By purifying our bodies and minds we promote conditions for our spirits to be healthy as well.
Ways to Practice
How we purify our body, mind and spirit is unique to each individual. There is not a “one size fits all” formula and there are numerous ways to practice saucha. Some practices can be a bit extreme, such as fasting for days, but I think it’s more beneficial to focus on basic disciplines that we can easily incorporate into our daily lives. Here are a few suggestions to get you started:
Cleanse your body – Inside and out. A practical place to start is to make improvements to your diet. Eat as “clean” as possible and drink lots of water to flush out toxins. Eat fresh (organic, if possible) fruits and vegetables, nuts and seeds, whole grains, legumes and limited amounts of free range, hormone-free chicken and meat and/or freshly caught wild fish (unfortunately, our oceans have become so polluted that most fish are contaminated, so do your research). To make this a sustainable habit don’t strive for perfection. Make this healthy diet your goal, but allow yourself a few treats now and then!
Regular exercise is also a key factor to aide in eliminating toxins from your body. Moving the body helps circulate the blood which helps your organs to do their job more effectively. Many toxins are released through sweating and breathing deeply. A mixture of low impact and cardio exercises are suggested---yoga, spinning and walking are my favorites!
Because the body and mind are interconnected, sometimes past negative emotions, stress or trauma can be stored not only in our minds, but in our physical bodies. It may show up as chronic pain in our skin or muscles. Somatic therapy is a modality that could help. It involves mind-body exercises and other physical techniques to help release the pent-up tension that is negatively affecting our physical and emotional well-being.

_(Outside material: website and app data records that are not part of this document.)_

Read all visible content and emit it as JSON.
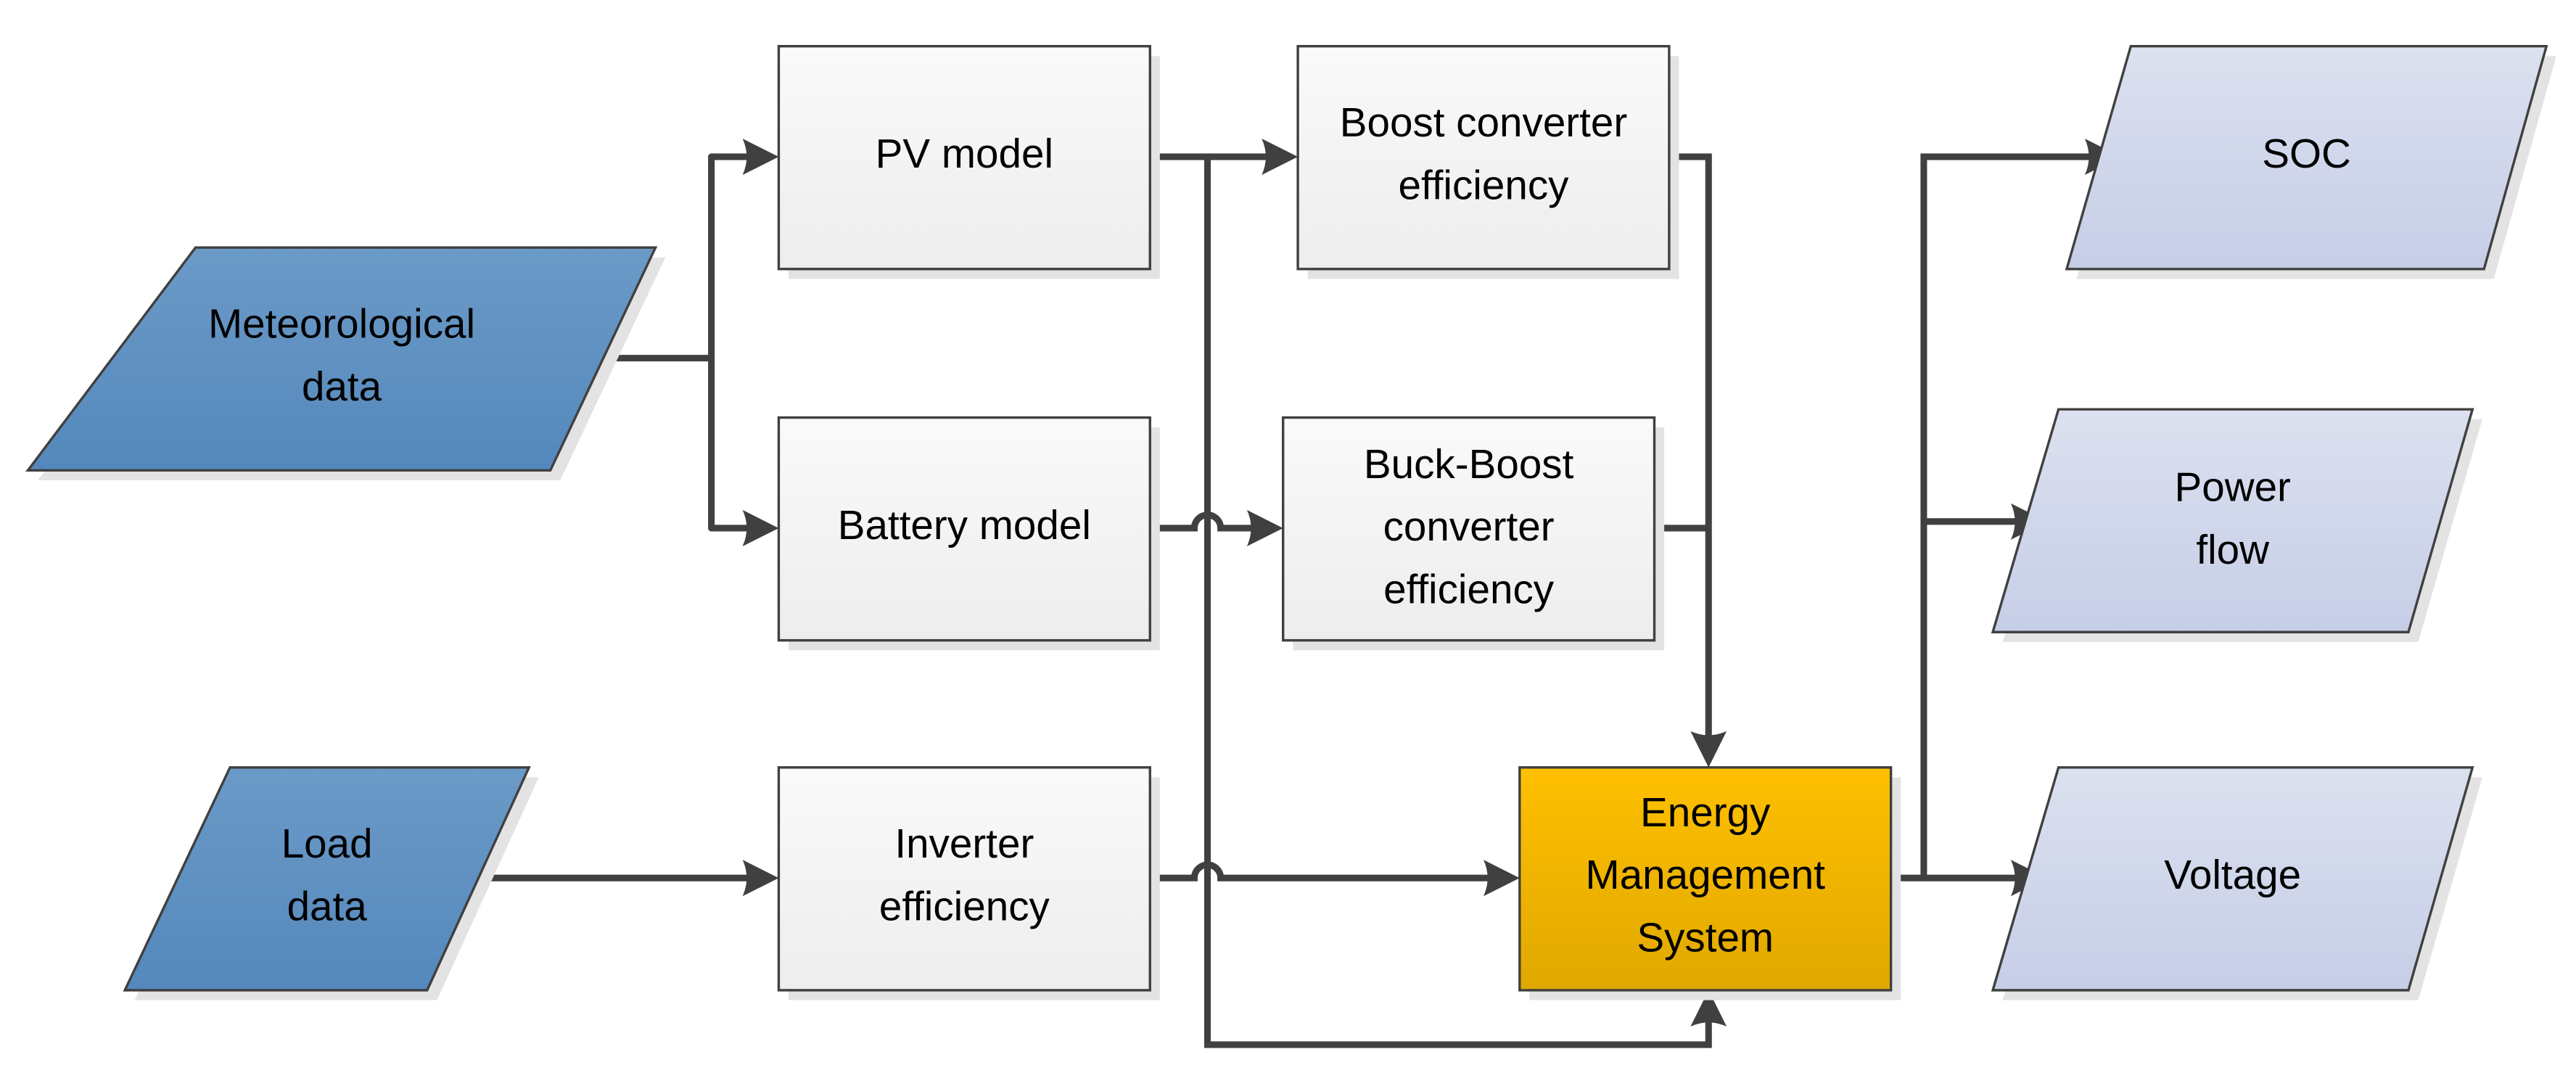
{
  "diagram": {
    "type": "flowchart",
    "colors": {
      "input_fill_top": "#6B9AC7",
      "input_fill_bottom": "#5488BC",
      "process_fill_top": "#FAFAFA",
      "process_fill_bottom": "#EDEDED",
      "ems_fill_top": "#FFC000",
      "ems_fill_bottom": "#E0A800",
      "output_fill_top": "#DCE1EF",
      "output_fill_bottom": "#C6CEE7",
      "line": "#404040"
    },
    "inputs": [
      {
        "id": "meteorological",
        "lines": [
          "Meteorological",
          "data"
        ]
      },
      {
        "id": "load",
        "lines": [
          "Load",
          "data"
        ]
      }
    ],
    "processes": [
      {
        "id": "pv",
        "lines": [
          "PV model"
        ]
      },
      {
        "id": "battery",
        "lines": [
          "Battery model"
        ]
      },
      {
        "id": "inverter",
        "lines": [
          "Inverter",
          "efficiency"
        ]
      },
      {
        "id": "boost",
        "lines": [
          "Boost converter",
          "efficiency"
        ]
      },
      {
        "id": "buckboost",
        "lines": [
          "Buck-Boost",
          "converter",
          "efficiency"
        ]
      },
      {
        "id": "ems",
        "lines": [
          "Energy",
          "Management",
          "System"
        ]
      }
    ],
    "outputs": [
      {
        "id": "soc",
        "lines": [
          "SOC"
        ]
      },
      {
        "id": "powerflow",
        "lines": [
          "Power",
          "flow"
        ]
      },
      {
        "id": "voltage",
        "lines": [
          "Voltage"
        ]
      }
    ],
    "connections": [
      {
        "from": "meteorological",
        "to": "pv"
      },
      {
        "from": "meteorological",
        "to": "battery"
      },
      {
        "from": "load",
        "to": "inverter"
      },
      {
        "from": "pv",
        "to": "boost"
      },
      {
        "from": "pv",
        "to": "ems"
      },
      {
        "from": "battery",
        "to": "buckboost"
      },
      {
        "from": "inverter",
        "to": "ems"
      },
      {
        "from": "boost",
        "to": "ems"
      },
      {
        "from": "buckboost",
        "to": "ems"
      },
      {
        "from": "ems",
        "to": "soc"
      },
      {
        "from": "ems",
        "to": "powerflow"
      },
      {
        "from": "ems",
        "to": "voltage"
      }
    ]
  }
}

Another way to help declutter your mind is to monitor what goes into it and when. This entails limiting the amount of “noise” and interruptions that bombard you daily. You can accomplish this by limiting your social media time---experiment with only checking it 1-2 hours a day, maybe an hour in the morning and an hour at night. You can use the same structure with emails, texts and phone calls. Don’t feel compelled to answer each piece of correspondence when it comes in. Check it only a few times during the day. If your job requires more from you, or you have children or family members that you must stay in contact with then, turn the phone off at 6:00 pm (when you work day is over and/or all the kids are at home) until the next morning.
Your Individual Practice
Now, spend a few minutes developing your own saucha practice for the upcoming week. Grab your journal and list 5 to 10 ways you can practice saucha. Be sure to include ways to purify your mind, body and spirit. After you’ve completed your list, circle 3-4 of the practices that most resonate with you at this moment. Commit to practicing them for one full week. Schedule your action plan in your calendar for the week. For example, if you plan on taking a yoga class twice that week, sign up for the class and then schedule it accordingly. If you plan to clean out certain areas of your home, schedule blocks of time when you can accomplish this over the next 7 days. Be specific. Also, make it enjoyable as this is a special self-care practice just for you. Maybe light a few candles and put on some of your favorite music while you are cleaning your home or eating new nutritious meals.
During your week journal about your experience practicing saucha. How did you feel after you completed each practice? Write down the specific benefits you experienced. For example, did it make you feel more energetic, did it give you more mental clarity, or were you more productive? What lessons did you learn? Consider if these practices would be helpful to continue. If the answer is no, are there others that you may want to try next?
I hope you enjoy this practice of saucha during your week and that it helps give you clarity and happiness. In the next few weeks we will explore the 2nd niyama, santosha, which is the practice of contentment. Namaste